  • If a man lose by casualty of sea, etc., in some of his commodities, he may raise the price of the rest.
  • That he may sell as he bought, though he paid too dear, etc., and though the commodity be fallen, etc.
  • That as a man may take advantage of his own skill or ability, so he may of another’s ignorance or necessity.
  • Where one gives time for payment, he is to take like recompense of one as of another.
Again, following these bullet points are considered “false principles,” and following such principles was considered grounds for censure or even excommunication. The guiding social/religious principle for merchants, as Rollert quotes in the words of the famous Puritan  John Bunyan (author of The Pilgrim's Progress) is that "A man in dealing should as really design his neighbour’s good, profit and advantage, as his own.” In the modern lingo, the parallel comment would be that there is a corporate social responsibility that all stakeholders should be taken into account.

The story of Robert Keayne's last will and testament seems to have been unearthed some decades ago by Bernard Bailyn, who described "The Apologia of Robert Keayne" in the William and Mary Quarterly (7:4, October 1950, pp. 568-587, available through JSTOR). Keayne's actual will from 1653 was reprinted in 1886 in "A Report of the Record Commissioners of the City of Boston containing miscellaneous papers," which is available through the magic of HathiTrust. Bailyn writes: 
"When his executors came to open this Last Will and Testament they found not only a complicated allocation of his worldly goods but an outpouring of long suppressed indignation, a helter-skelter apologia pro vita sua and a reiterated demand that justice be done him even if only in memory. It had taken him five months to write out the document, and when the will was copied into the first volume of the probate records of Suffolk County it filled no less than 158 pages ...

The resulting 5I,000 words provide an insight into the workings of a seventeenth-century mind.
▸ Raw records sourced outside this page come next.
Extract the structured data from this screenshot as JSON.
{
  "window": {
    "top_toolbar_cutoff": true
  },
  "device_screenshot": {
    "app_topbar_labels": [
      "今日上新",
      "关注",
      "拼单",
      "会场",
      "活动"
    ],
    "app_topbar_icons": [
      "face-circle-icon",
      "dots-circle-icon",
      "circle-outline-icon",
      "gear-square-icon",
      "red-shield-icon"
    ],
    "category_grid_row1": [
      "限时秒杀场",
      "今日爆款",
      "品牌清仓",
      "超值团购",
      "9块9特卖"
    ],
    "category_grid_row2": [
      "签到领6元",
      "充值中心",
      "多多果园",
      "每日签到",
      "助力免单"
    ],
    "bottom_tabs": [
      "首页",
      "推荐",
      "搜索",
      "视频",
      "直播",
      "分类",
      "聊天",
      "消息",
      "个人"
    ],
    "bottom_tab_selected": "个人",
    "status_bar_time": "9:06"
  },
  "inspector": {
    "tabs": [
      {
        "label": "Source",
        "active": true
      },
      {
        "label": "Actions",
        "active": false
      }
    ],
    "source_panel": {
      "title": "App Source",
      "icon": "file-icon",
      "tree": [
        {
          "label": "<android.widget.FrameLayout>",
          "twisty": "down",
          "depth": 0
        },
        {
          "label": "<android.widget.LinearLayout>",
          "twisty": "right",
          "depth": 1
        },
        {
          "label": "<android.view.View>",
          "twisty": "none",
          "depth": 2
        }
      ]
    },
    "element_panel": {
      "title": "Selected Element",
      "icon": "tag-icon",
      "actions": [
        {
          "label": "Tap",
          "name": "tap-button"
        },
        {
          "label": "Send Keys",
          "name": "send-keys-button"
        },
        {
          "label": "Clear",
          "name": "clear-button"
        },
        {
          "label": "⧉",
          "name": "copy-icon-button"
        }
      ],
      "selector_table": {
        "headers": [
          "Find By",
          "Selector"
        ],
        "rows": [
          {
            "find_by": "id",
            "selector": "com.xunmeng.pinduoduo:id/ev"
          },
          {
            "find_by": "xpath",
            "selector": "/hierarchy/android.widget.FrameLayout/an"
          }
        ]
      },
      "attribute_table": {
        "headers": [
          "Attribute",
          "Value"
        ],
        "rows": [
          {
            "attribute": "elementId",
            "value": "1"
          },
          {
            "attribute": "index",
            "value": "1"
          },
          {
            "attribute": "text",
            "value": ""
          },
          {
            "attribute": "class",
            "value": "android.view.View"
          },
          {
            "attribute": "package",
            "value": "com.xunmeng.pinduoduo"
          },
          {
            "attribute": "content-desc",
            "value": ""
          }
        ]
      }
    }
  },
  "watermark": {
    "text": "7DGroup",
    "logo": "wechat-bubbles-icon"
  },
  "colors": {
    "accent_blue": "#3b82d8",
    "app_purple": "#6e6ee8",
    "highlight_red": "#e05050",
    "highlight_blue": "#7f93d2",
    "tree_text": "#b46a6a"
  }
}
What he had "here writt out of the greife and trouble of my heart" was an appeal to the Puritan conscience of New England to reconsider its "un- christian, uncharitable and unjust reproaches and slandrs" against him, and raised the hope "that such which have taken liberties to load me with divers reproaches and long to lay me under a darke cloude may have cause to see that they have done amisse and now to be sorry for it though they have not beene so before."
Of course, we don't know the ins and outs of the dispute over the price of nails (which were a highly valuable commodity at the time). We do know that Keayne rose from being an impoverished apprentice to being one of the wealthiest men in the Boston of his time. We know that he had enemies, and that some of the accusations made against him were false, and that he a high-profile court case was decided against him. We also know that he gave considerable money to the poor and to the city throughout his life, and even left a bequest to Harvard. We also  know that he was often chosen for responsible positions. Baily writes:
"Until his death in 1656, however, despite unpopularity and repeated controversies with his fellow citizens, Robert Keayne continued to fill responsible public positions. He held his earliest public office in 1636, when the Boston Town Meeting elected him to a committee charged with the ordering of all land allotments and other business except elections. In the years that followed he was reelected selectman four times, chosen as a representative to the General Court at least seven times and served in innumerable lesser functions such as surveyor of the highways."
From a modern view, almost 400 years later, Robert Keayne seems like a many of considerable practical talent, trying to combine a life of capitalist success and Puritan moral values--and sometimes getting caught in grinding of these two forces.

(For a discussion of price controls in the colonial United States at the time of the Revolutionary War, see "Price Controls in the Colonial United States: "A Sharping Set of Mushroom Pedlers" (December 27, 2016).